**Source material**:
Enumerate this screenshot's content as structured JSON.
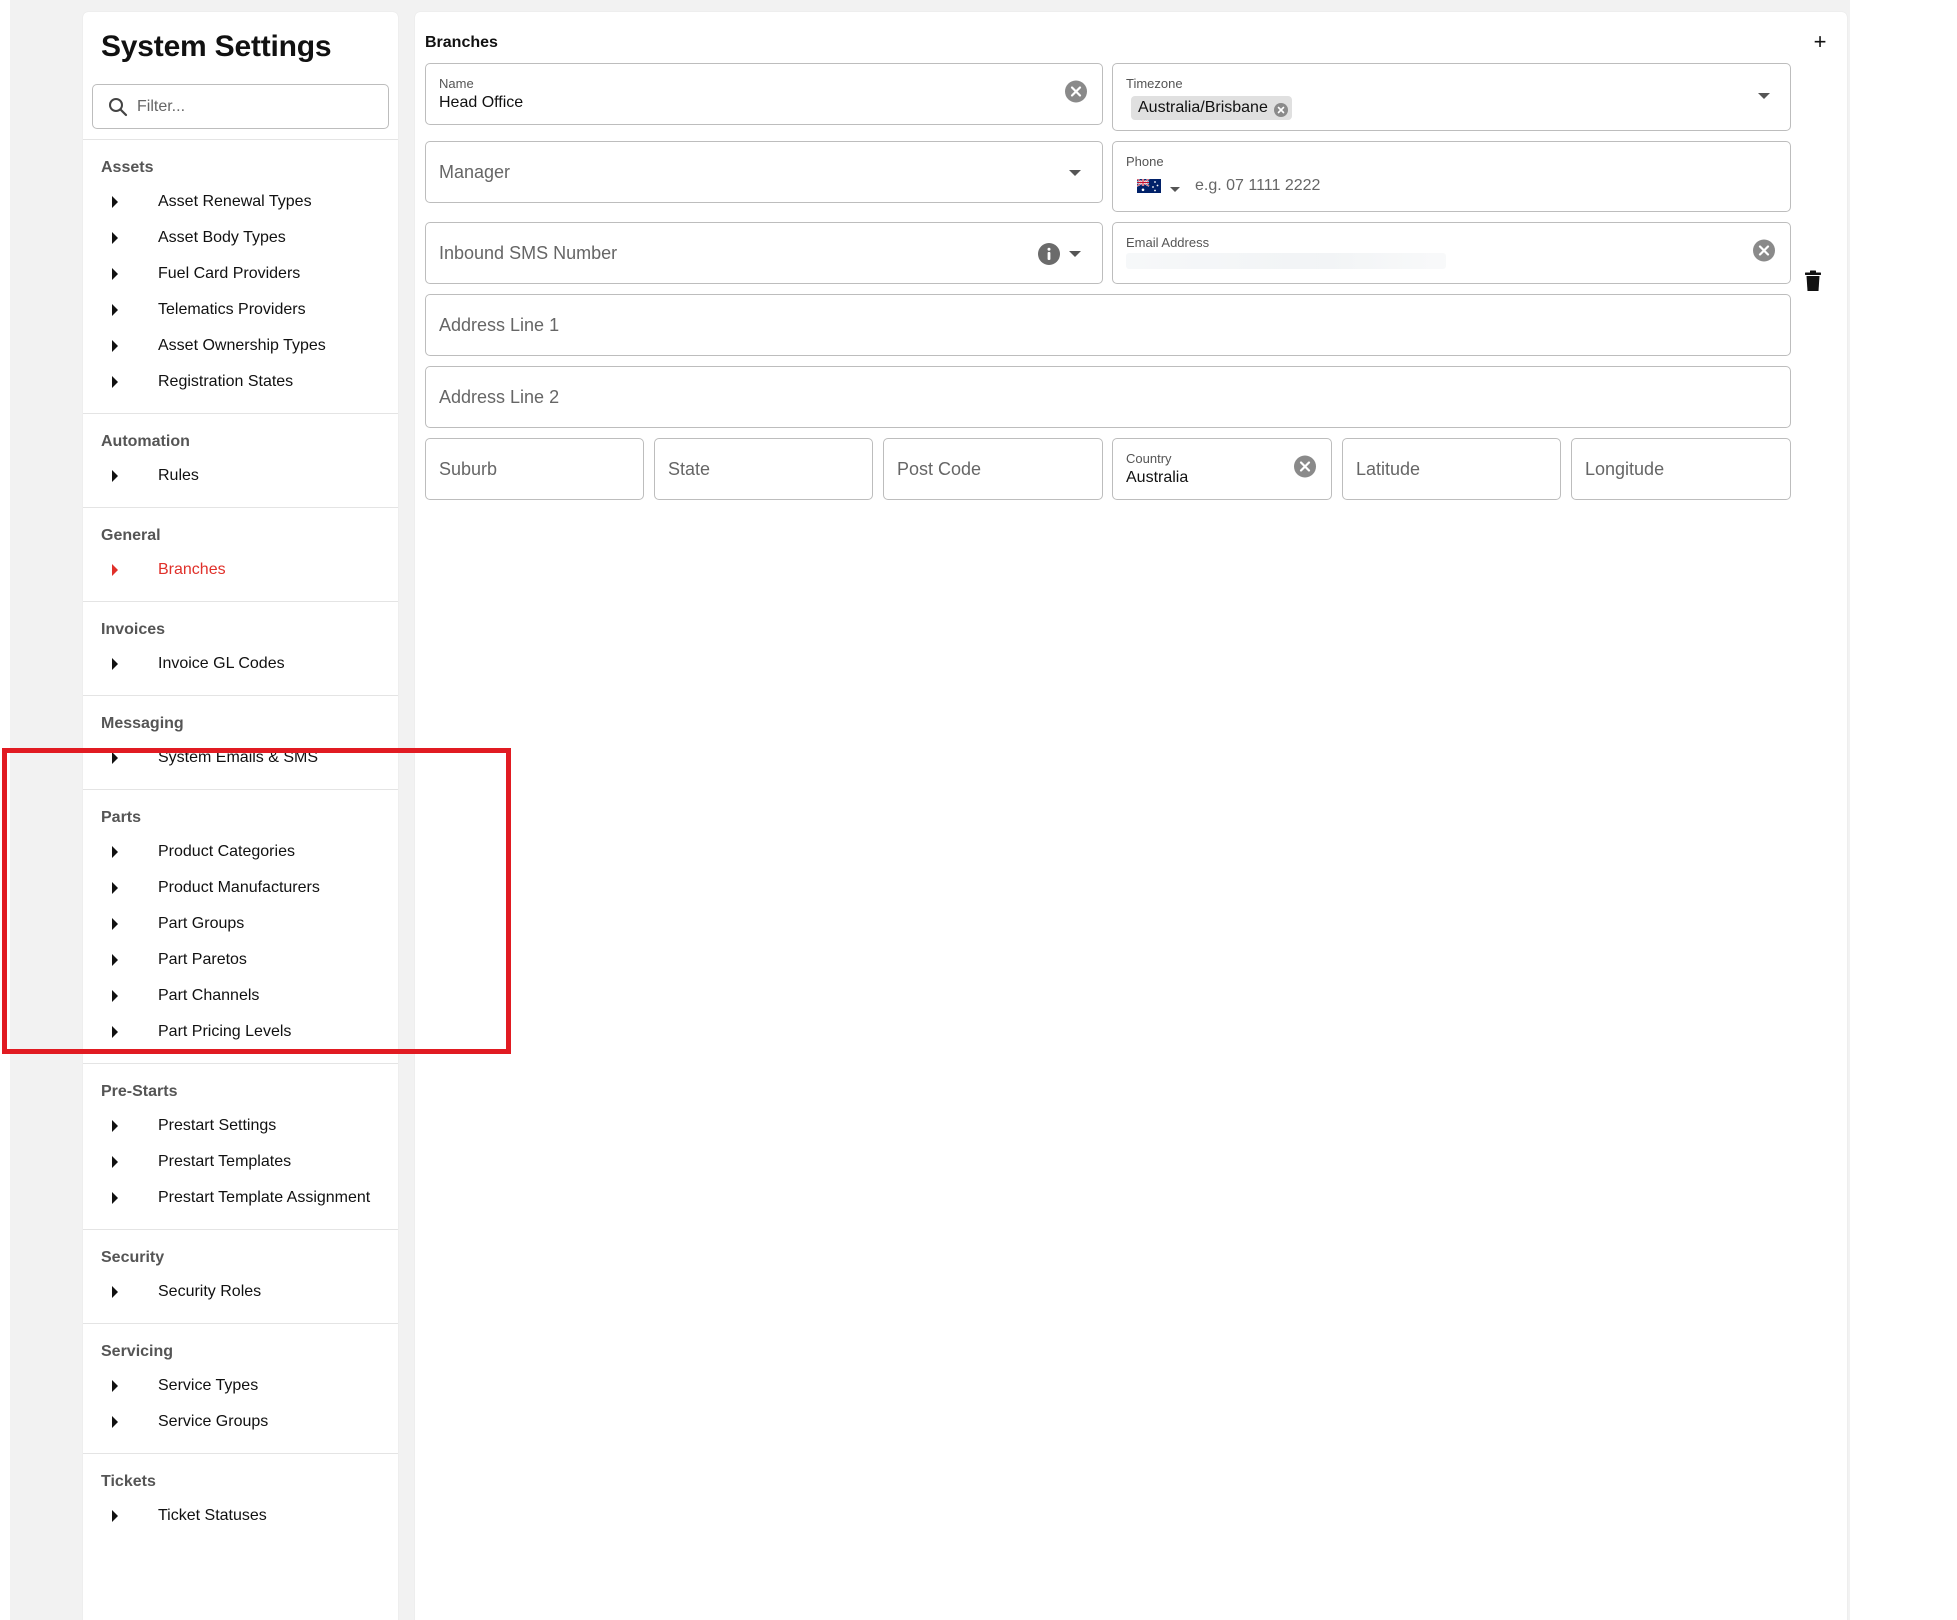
{
  "sidebar": {
    "title": "System Settings",
    "filter_placeholder": "Filter...",
    "sections": [
      {
        "title": "Assets",
        "items": [
          "Asset Renewal Types",
          "Asset Body Types",
          "Fuel Card Providers",
          "Telematics Providers",
          "Asset Ownership Types",
          "Registration States"
        ]
      },
      {
        "title": "Automation",
        "items": [
          "Rules"
        ]
      },
      {
        "title": "General",
        "items": [
          "Branches"
        ],
        "active_item": "Branches"
      },
      {
        "title": "Invoices",
        "items": [
          "Invoice GL Codes"
        ]
      },
      {
        "title": "Messaging",
        "items": [
          "System Emails & SMS"
        ]
      },
      {
        "title": "Parts",
        "items": [
          "Product Categories",
          "Product Manufacturers",
          "Part Groups",
          "Part Paretos",
          "Part Channels",
          "Part Pricing Levels"
        ]
      },
      {
        "title": "Pre-Starts",
        "items": [
          "Prestart Settings",
          "Prestart Templates",
          "Prestart Template Assignment"
        ]
      },
      {
        "title": "Security",
        "items": [
          "Security Roles"
        ]
      },
      {
        "title": "Servicing",
        "items": [
          "Service Types",
          "Service Groups"
        ]
      },
      {
        "title": "Tickets",
        "items": [
          "Ticket Statuses"
        ]
      }
    ]
  },
  "main": {
    "title": "Branches",
    "add_label": "+",
    "form": {
      "name": {
        "label": "Name",
        "value": "Head Office"
      },
      "timezone": {
        "label": "Timezone",
        "value": "Australia/Brisbane"
      },
      "manager": {
        "placeholder": "Manager"
      },
      "phone": {
        "label": "Phone",
        "placeholder": "e.g. 07 1111 2222",
        "country_flag": "australia-flag-icon"
      },
      "inbound_sms": {
        "placeholder": "Inbound SMS Number"
      },
      "email": {
        "label": "Email Address"
      },
      "address1": {
        "placeholder": "Address Line 1"
      },
      "address2": {
        "placeholder": "Address Line 2"
      },
      "suburb": {
        "placeholder": "Suburb"
      },
      "state": {
        "placeholder": "State"
      },
      "postcode": {
        "placeholder": "Post Code"
      },
      "country": {
        "label": "Country",
        "value": "Australia"
      },
      "latitude": {
        "placeholder": "Latitude"
      },
      "longitude": {
        "placeholder": "Longitude"
      }
    }
  },
  "colors": {
    "accent": "#e0302a",
    "highlight": "#e11b22",
    "background": "#f2f2f2"
  }
}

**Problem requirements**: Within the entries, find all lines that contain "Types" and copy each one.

**Task output**:
          "Asset Renewal Types",
          "Asset Body Types",
          "Asset Ownership Types",
          "Service Types",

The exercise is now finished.